Some strength athletes are convinced that they react badly to creatine. They fall ill more quickly when they use the most researched and most effective supplement to hit the market in the last twenty years. Are they imagining this? Perhaps not, cell studies done by immunologists at Creighton University suggest.
Toll-like receptors [TLRs] were the focus of the researchers' study, the results of which will be published soon in International Immunopharmacology. TLRs are receptors on the membrane of immune cells, which are capable of recognising pathogens. TLRs play an important role in the non-learning part of our immune system that we are born with, and they roll into action immediately when they discover pathogens or faulty substances produced by the body itself. This part of the immune system is also called the body's natural resistance.
Back in the seventies, researchers discovered that creatine has an anti-inflammatory effect. [Arch Int Pharmacodyn Ther. 1978 Feb; 231(2): 340-50.] The effect is so strong that researchers even attributed painkilling effect to creatine. If it weren't for the fact that creatine has been so well studied, you'd be forgiven for wondering whether the extra reps you manage on creatine were the result of its painkilling properties.
Because inflammation is closely bound up with the immune system, the immunologists at Creighton were curious to know whether creatine and its analogues have an effect on the immune system. They extracted macrophages from mice and exposed these in test tubes to creatine, creatinine and creatine ethyl ester. Macrophages are immune cells that fall under the natural resistance department. They literally gobble intruders up.
When the researchers added creatyl [CEE], creatine [CR] and creatinine [CRN] to the cells and waited 60 minutes, the production of the RNA for the TLRs decreased. The figure below shows the effect of the three analogues on the RNA for TLR-4. These are the instructions from the genetic material in the cells to make more TLR-4. At twenty and thirty minutes after being added, creatine ethyl ester boosts production, but this effect has worn off after 60 minutes.
The photos above show the cells where the TLRs have been made visible using dye. This was done 24 hours after exposure to creatinine, the waste product of creatine and creatine ethyl ester.
TLR-2 is a receptor through which macrophages recognise bacteria, viruses and fungi; TLR-3 is involved in protecting blood vessels against hardening; TLR-4 stimulates pain and inflammation processes and TLR-7 recognises the genetic material of viruses.
The researchers repeated their experiments with cells from mouse spleens, and obtained the same results. The spleen is the equivalent of the immune cells' barracks.

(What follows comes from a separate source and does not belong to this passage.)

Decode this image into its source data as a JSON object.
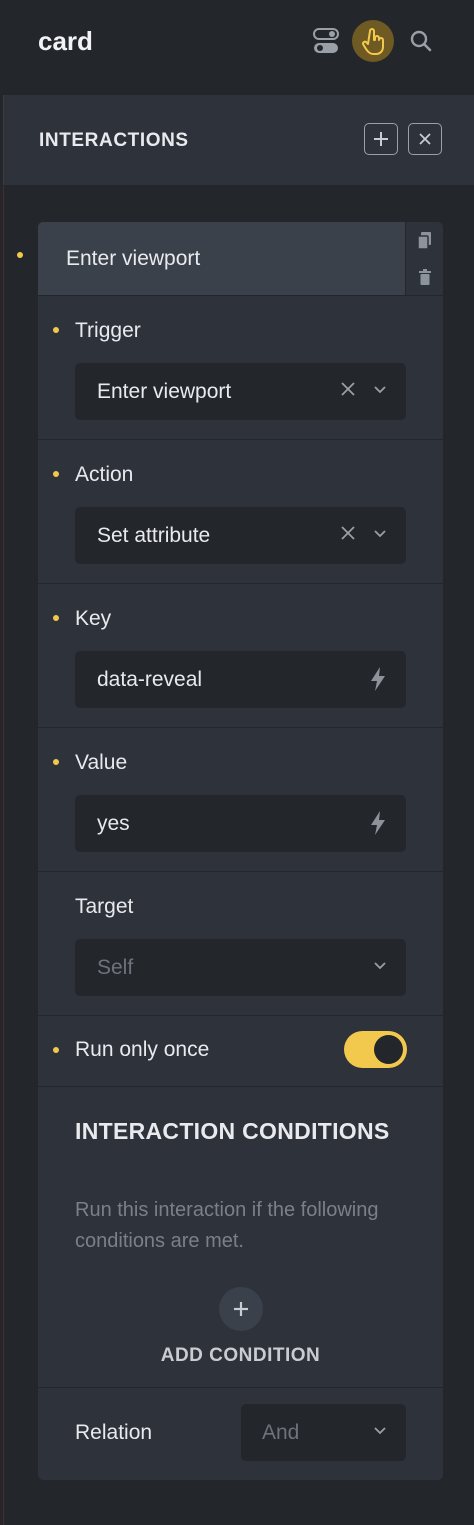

Three hours after a load of creatine molecules have entered your blood, half of them have already been converted into creatinine. It's not so much creatine users' creatine level but their creatinine level that is probably raised the whole day – certainly if they take several doses a day.
"It is tempting to speculate that the extended elevation in creatine levels in vivo negatively impacts the host's ability to respond to infections", the researchers write. "Future studies in the laboratory will focus on the impact of CR, CRN, and CEE in animal models of viral and bacterial infections."
Future studies. Aha. We'll be watching out for these.
Int Immunopharmacol. 2011 May 14. [Epub ahead of print].